- **Exercise**:
Find and return every line of the data that contains the word "icon".
[[ Supplied entries open ]]
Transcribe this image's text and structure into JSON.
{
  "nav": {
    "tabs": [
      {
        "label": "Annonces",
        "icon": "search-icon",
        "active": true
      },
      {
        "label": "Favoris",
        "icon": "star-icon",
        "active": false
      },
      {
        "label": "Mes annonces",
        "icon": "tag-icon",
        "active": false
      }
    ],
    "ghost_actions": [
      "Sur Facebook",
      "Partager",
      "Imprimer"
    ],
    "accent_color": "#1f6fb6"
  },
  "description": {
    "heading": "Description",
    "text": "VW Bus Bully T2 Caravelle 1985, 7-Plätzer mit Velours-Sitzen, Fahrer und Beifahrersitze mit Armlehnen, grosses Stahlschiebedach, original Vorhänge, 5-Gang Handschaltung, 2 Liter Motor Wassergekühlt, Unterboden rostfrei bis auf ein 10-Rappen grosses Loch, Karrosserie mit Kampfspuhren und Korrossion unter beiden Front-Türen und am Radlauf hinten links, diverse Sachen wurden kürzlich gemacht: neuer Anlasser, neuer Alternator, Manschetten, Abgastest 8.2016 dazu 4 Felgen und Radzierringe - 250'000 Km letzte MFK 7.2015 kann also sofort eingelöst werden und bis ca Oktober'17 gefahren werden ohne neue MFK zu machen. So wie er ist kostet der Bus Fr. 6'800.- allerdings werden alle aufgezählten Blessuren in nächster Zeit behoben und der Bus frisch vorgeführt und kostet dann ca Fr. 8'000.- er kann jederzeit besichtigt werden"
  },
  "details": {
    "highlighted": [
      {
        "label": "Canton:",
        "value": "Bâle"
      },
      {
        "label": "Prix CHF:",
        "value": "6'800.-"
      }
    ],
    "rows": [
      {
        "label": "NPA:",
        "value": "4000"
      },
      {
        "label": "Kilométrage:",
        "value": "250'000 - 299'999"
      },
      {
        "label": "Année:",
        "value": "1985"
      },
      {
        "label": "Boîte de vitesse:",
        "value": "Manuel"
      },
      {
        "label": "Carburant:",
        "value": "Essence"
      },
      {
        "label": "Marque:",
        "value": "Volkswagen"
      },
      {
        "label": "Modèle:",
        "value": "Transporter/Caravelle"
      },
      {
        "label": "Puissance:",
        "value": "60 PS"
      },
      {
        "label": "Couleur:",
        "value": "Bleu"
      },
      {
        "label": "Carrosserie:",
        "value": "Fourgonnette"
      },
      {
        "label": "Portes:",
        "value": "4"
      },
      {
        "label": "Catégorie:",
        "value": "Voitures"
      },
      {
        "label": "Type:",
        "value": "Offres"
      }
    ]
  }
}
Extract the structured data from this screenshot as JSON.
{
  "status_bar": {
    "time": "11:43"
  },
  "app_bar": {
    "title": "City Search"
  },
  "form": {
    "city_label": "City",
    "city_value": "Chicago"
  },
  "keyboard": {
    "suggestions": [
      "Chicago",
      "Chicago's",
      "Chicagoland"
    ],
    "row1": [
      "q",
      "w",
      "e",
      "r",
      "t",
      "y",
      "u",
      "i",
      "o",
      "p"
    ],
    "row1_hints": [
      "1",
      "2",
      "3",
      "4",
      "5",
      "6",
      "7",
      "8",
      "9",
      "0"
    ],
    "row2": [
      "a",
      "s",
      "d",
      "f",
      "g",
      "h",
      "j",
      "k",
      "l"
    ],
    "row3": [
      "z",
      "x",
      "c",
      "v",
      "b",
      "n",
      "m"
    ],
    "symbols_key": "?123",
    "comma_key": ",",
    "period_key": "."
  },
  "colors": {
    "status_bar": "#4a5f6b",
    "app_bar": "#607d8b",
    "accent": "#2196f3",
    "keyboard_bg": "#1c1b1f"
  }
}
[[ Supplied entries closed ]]
- **Answer**:
        "icon": "search-icon",
        "icon": "star-icon",
        "icon": "tag-icon",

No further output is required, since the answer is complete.